__WHAT IS EXPECTED__: The data follows. Retype every entry exactly.
== GIVEN DATA
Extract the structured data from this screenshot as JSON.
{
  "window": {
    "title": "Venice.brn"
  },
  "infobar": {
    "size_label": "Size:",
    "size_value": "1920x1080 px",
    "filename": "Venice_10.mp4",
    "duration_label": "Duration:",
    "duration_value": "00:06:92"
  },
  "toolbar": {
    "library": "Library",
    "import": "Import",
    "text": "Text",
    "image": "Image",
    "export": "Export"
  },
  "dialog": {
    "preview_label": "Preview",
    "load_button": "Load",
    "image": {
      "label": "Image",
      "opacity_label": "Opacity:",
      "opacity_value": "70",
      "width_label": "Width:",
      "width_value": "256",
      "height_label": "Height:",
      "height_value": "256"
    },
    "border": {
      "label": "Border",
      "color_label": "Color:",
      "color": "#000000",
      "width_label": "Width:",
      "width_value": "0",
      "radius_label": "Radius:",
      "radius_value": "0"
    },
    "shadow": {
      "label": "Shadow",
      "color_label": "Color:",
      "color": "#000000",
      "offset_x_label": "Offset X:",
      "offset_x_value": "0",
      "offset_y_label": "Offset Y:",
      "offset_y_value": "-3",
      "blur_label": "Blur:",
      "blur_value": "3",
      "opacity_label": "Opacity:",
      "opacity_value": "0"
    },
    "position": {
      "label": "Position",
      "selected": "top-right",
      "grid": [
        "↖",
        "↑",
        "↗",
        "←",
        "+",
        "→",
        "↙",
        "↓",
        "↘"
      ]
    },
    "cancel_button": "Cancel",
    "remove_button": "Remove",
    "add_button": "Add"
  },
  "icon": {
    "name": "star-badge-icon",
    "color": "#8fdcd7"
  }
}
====
__REPLY__:
Extract the structured data from this screenshot as JSON.
{
  "window": {
    "title": "Venice.brn"
  },
  "infobar": {
    "size_label": "Size:",
    "size_value": "1920x1080 px",
    "filename": "Venice_10.mp4",
    "duration_label": "Duration:",
    "duration_value": "00:06:92"
  },
  "toolbar": {
    "library": "Library",
    "import": "Import",
    "text": "Text",
    "image": "Image",
    "export": "Export"
  },
  "dialog": {
    "preview_label": "Preview",
    "load_button": "Load",
    "image": {
      "label": "Image",
      "opacity_label": "Opacity:",
      "opacity_value": "70",
      "width_label": "Width:",
      "width_value": "256",
      "height_label": "Height:",
      "height_value": "256"
    },
    "border": {
      "label": "Border",
      "color_label": "Color:",
      "color": "#000000",
      "width_label": "Width:",
      "width_value": "0",
      "radius_label": "Radius:",
      "radius_value": "0"
    },
    "shadow": {
      "label": "Shadow",
      "color_label": "Color:",
      "color": "#000000",
      "offset_x_label": "Offset X:",
      "offset_x_value": "0",
      "offset_y_label": "Offset Y:",
      "offset_y_value": "-3",
      "blur_label": "Blur:",
      "blur_value": "3",
      "opacity_label": "Opacity:",
      "opacity_value": "0"
    },
    "position": {
      "label": "Position",
      "selected": "top-right",
      "grid": [
        "↖",
        "↑",
        "↗",
        "←",
        "+",
        "→",
        "↙",
        "↓",
        "↘"
      ]
    },
    "cancel_button": "Cancel",
    "remove_button": "Remove",
    "add_button": "Add"
  },
  "icon": {
    "name": "star-badge-icon",
    "color": "#8fdcd7"
  }
}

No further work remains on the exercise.